The new common strategic framework for research, now dubbed 'Horizon 2020', will absorb existing research funding such as the European Institute of Technology (EIT) and the Competitiveness and Innovation Framework Programme (CIP).
The EIT is currently administered by the Commission's education department, whilst the CIPs are administered by DG Enterprise and DG Energy. Some or all of these departments' controls could disappear depending on how the funds are positioned within Horizon 2020, the full details of which will be revealed in October.
The draft MFF does not specify a separate line of funding for the programmes, leading to uncertainty over how much they will receive and how they will be administered internally within the Commission.
The CIP runs from 2007 to 2013 with an overall budget of €3.6 billion, likely to increase dramatically within the next MFF. The EIT, which was only established three years ago, will receive €309 million next year, but its administrators have requested between €3 and €4 billion from the MFF.
Internal power struggle looming ahead?
Xavier Prats Monné, a deputy director-general in the Commission's education department, last week revealed that an internal debate within the EU executive had still not resolved how the programmes would operate under Horizon 2020.
Speaking at a conference on the future of the EIT in the European Parliament, he said: "There is a choice between whether to have a single policy and legal framework for all programmes under Horizon 2020, or to make a clear distinction between Horizon 2020 as a policy framework and to preserve the [separate] legal framework of the EIT."
He added: "I do not think that it [Horizon 2020] should be an unique framework, but this is a debate going on and the devil is in the detail."
Portuguese Christian Democrat MEP Maria de Graça Carvalho, who sits on the industry, research and energy committee, warned that there are parliamentary fears about how the Commission will come to its decision.
Carvalho told EurActiv: "It is important that the question of whether they have their own instruments is separated from questions of internal administration, otherwise this will become a political issue and there will be a power struggle internally."
She said that the research and innovation task force of the European People's Party is currently finalising its own opinion on the administration of the EIT and CIP.

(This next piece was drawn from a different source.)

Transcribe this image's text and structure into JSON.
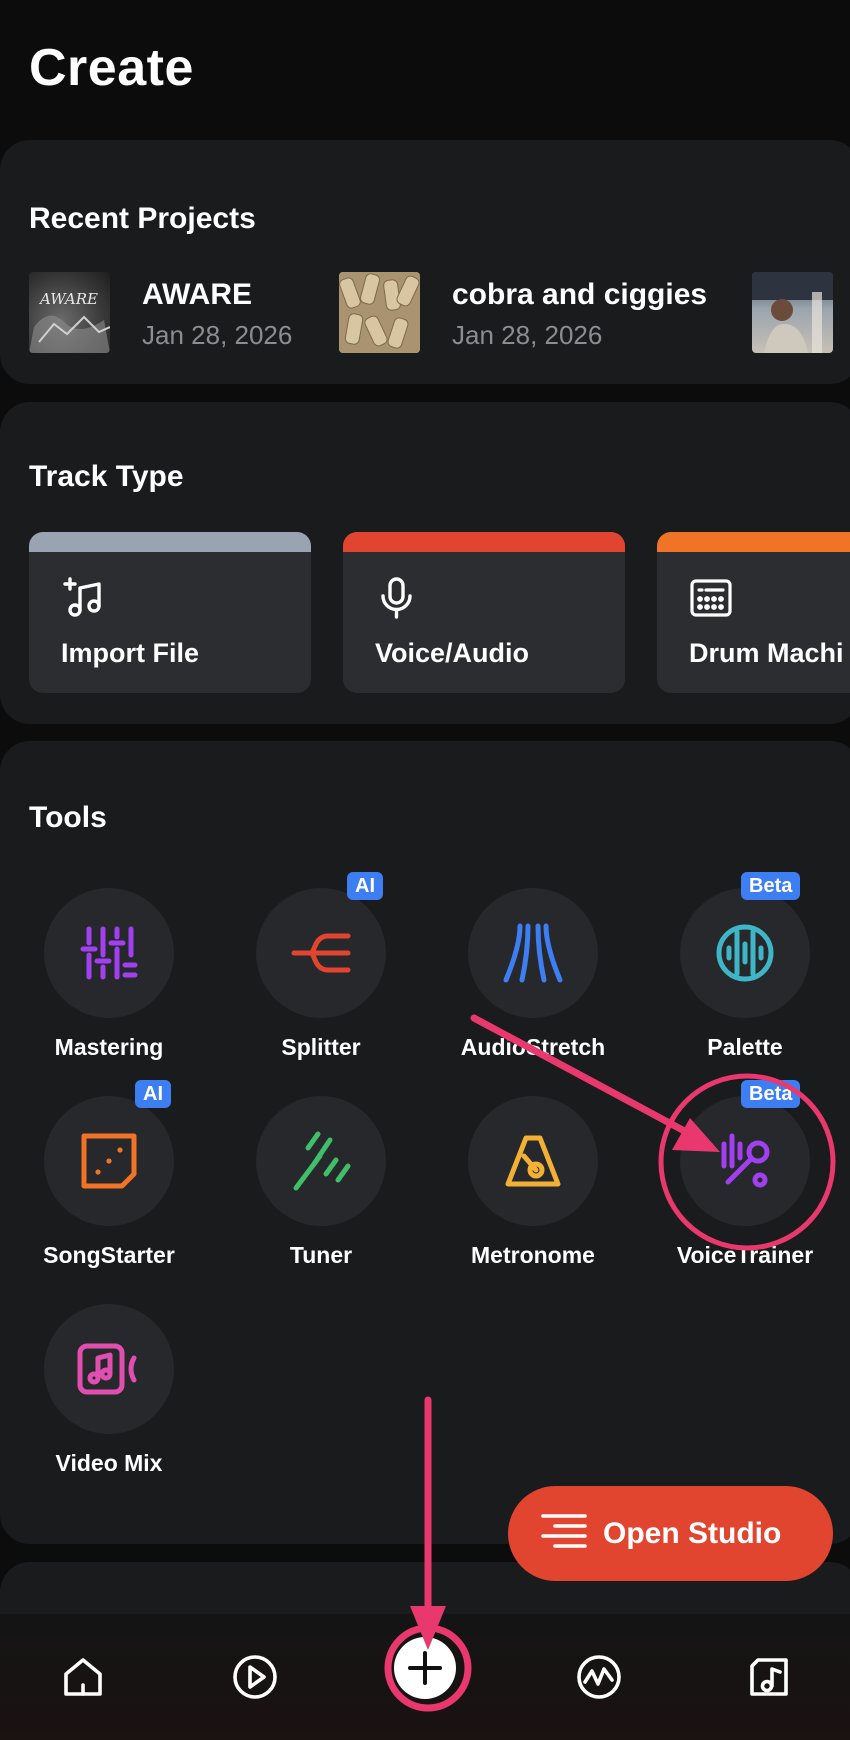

She said concerns about the Commission's decision-making process were widespread in the Parliament and the opinion could contain an explicit request for the EU executive to keep its decisions on the funds, and how they are administered, separate.
Proposals boost complex, cost-intensive technologies?
Another fear is that the decisions reached by the Commission will not take into account the fact that a new EU executive will take over simultaneously with the new MFF – at the beginning of 2014 – and may then revisit the decisions on internal administration.
Meanwhile, the boost in the research budget was given a mixed response by industry.
In a statement BusinessEurope "warmly welcomed" the proposals to increase funds for research and innovation, but it said the overall budget proposal "failed to take forward the major overhaul of the EU budget that is required to fully support the EU 2020 objectives of smart, sustainable and inclusive growth".
A consortium of 98 civil society and research organisations from 22 European countries sent an open letter to the Commission claiming that its research proposals promoted complex, cost-intensive technologies at the expense of locally-adapted, socially-relevant projects.